In Sudanese Arabic, it is called tahour, which means “Purification.” Often considered a rite of passage for young girls to ready them for marriage, Female Genital Cutting/ Mutilation (FGC/FGM) has been practiced for thousands of years and continues to be performed today by Muslims, Christian and Jews in parts of Africa, the Middle East and Europe, as well as among some immigrant communities in the United States.
Cultures and communities that practice FGM do so out of a belief that it preserves a woman’s and her family’s honor by ensuring her virginity, thus her eligibility on the marriage market. About 140 million females worldwide are currently living with the consequences of FGM, which is classified in four types:
1. clitoridectomy: partial or total removal of the clitoris;
2. excision: partial or total removal of the clitoris and the labia minora, with or without excision of the labia majora;
3. infibulation: narrowing of the vaginal opening through the creation of a covering seal; and
4. other: all other harmful procedures to the female genitalia for non-medical purposes (e.g. pricking, piercing, incising, scraping and cauterizing the genital area).
While FGM carries no health benefits, there are many risky implications that include chronic pain, depression, anxiety, pain during intercourse, reoccurring urinary tract infections, which can sometimes be fatal, and a higher neonatal mortality rate. This, of course, does not include the diseases, such as hepatitis or HIV, that can come about as a result of unsterile instruments being used to perform the procedure.
Community elders in our hometown in Sudan considered FGM a sunnah, or something that while not expressly commanded in the Qur’an, was practiced and actively encouraged by the Prophet Muhammad. I wasn’t so sure. I set aside my fears and, once again, allowed my curiosity and my anger to fuel my search for the what and the why behind this practice. I wanted to know was there truly an Islamic underpinning behind FGM or was that a misguided, perhaps even manipulative, rational. My research quickly confirmed my suspicions—Islam neither commands nor encourages FGM. In fact, the Qur’an does not even contain a mention of the practice. It is purely cultural, and can be found in non-Muslim communities around the globe, motivated by ignorance at best, and misogyny at worst.

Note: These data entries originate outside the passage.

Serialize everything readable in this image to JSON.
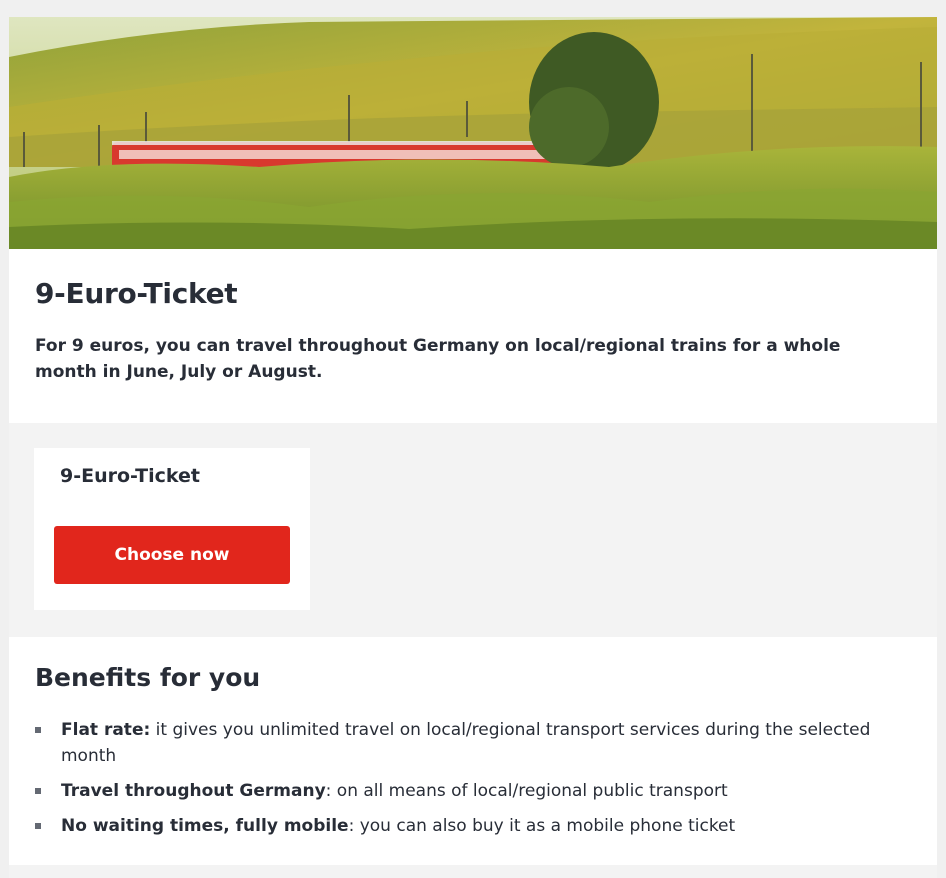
{
  "hero": {
    "image_subject": "red regional train passing through vineyards"
  },
  "intro": {
    "title": "9-Euro-Ticket",
    "description": "For 9 euros, you can travel throughout Germany on local/regional trains for a whole month in June, July or August."
  },
  "offer": {
    "card_title": "9-Euro-Ticket",
    "button_label": "Choose now"
  },
  "benefits": {
    "heading": "Benefits for you",
    "items": [
      {
        "strong": "Flat rate:",
        "text": " it gives you unlimited travel on local/regional transport services during the selected month"
      },
      {
        "strong": "Travel throughout Germany",
        "text": ": on all means of local/regional public transport"
      },
      {
        "strong": "No waiting times, fully mobile",
        "text": ": you can also buy it as a mobile phone ticket"
      }
    ]
  },
  "colors": {
    "brand_red": "#e1261c",
    "text_dark": "#282d37",
    "band_gray": "#f3f3f3",
    "bullet_gray": "#646973"
  }
}
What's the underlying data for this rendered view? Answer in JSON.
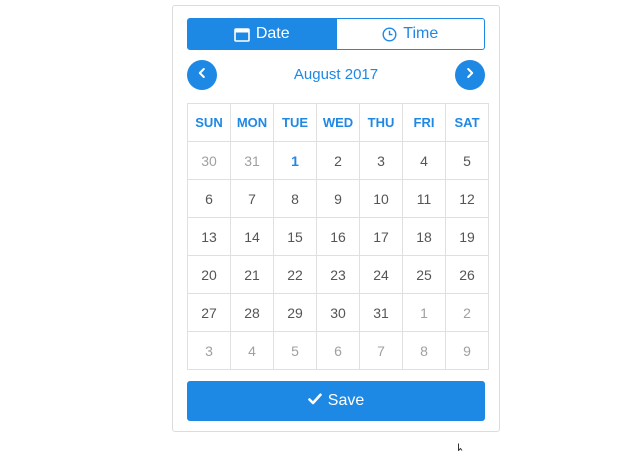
{
  "tabs": {
    "date_label": "Date",
    "time_label": "Time",
    "date_icon": "calendar-icon",
    "time_icon": "clock-icon"
  },
  "nav": {
    "month_label": "August 2017",
    "prev_icon": "chevron-left-icon",
    "next_icon": "chevron-right-icon"
  },
  "calendar": {
    "weekdays": [
      "SUN",
      "MON",
      "TUE",
      "WED",
      "THU",
      "FRI",
      "SAT"
    ],
    "weeks": [
      [
        {
          "d": "30",
          "m": 1
        },
        {
          "d": "31",
          "m": 1
        },
        {
          "d": "1",
          "t": 1
        },
        {
          "d": "2"
        },
        {
          "d": "3"
        },
        {
          "d": "4"
        },
        {
          "d": "5"
        }
      ],
      [
        {
          "d": "6"
        },
        {
          "d": "7"
        },
        {
          "d": "8"
        },
        {
          "d": "9"
        },
        {
          "d": "10"
        },
        {
          "d": "11"
        },
        {
          "d": "12"
        }
      ],
      [
        {
          "d": "13"
        },
        {
          "d": "14"
        },
        {
          "d": "15"
        },
        {
          "d": "16"
        },
        {
          "d": "17"
        },
        {
          "d": "18"
        },
        {
          "d": "19"
        }
      ],
      [
        {
          "d": "20"
        },
        {
          "d": "21"
        },
        {
          "d": "22"
        },
        {
          "d": "23"
        },
        {
          "d": "24"
        },
        {
          "d": "25"
        },
        {
          "d": "26"
        }
      ],
      [
        {
          "d": "27"
        },
        {
          "d": "28"
        },
        {
          "d": "29"
        },
        {
          "d": "30"
        },
        {
          "d": "31"
        },
        {
          "d": "1",
          "m": 1
        },
        {
          "d": "2",
          "m": 1
        }
      ],
      [
        {
          "d": "3",
          "m": 1
        },
        {
          "d": "4",
          "m": 1
        },
        {
          "d": "5",
          "m": 1
        },
        {
          "d": "6",
          "m": 1
        },
        {
          "d": "7",
          "m": 1
        },
        {
          "d": "8",
          "m": 1
        },
        {
          "d": "9",
          "m": 1
        }
      ]
    ]
  },
  "save": {
    "label": "Save",
    "icon": "checkmark-icon"
  },
  "colors": {
    "accent": "#1e88e5",
    "muted_text": "#a0a0a0",
    "day_text": "#555555",
    "grid": "#e0e0e0"
  }
}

I located a gynecologist who was familiar with FGM, and once again I found myself flat on my back, staring anxiously at the celling lights. After a few tense moments, I heard the doctor’s reassuring voice, ““There’s been a small part that’s been cut off — the tip of the clitoris — but that’s it. You don’t need a restorative surgery. In fact, if anyone looked at you, they would not even notice it. You’re pretty much normal.”
After seven years of panic-inducing flashbacks and uncertainty, I felt strangely blessed. After all, I could have discovered that my entire clitoris had been removed, depriving me from my God-given rights to enjoy intimacy with my husband or that my inner labia had been cut and resewn to narrow the size the vaginal opening. I do not blame my family. In fact, unlike our neighbors, my parents did not celebrate the occasion with food, music and sweets for the children. I believe they acted within their best knowledge and within the conformity of society. This is precisely why the work of organizations who tackle the ignorance and misinformation at the family level is invaluable, because had my family, one of millions, known better, they would have done better.
Reem Jamiel lives in Washington D.C.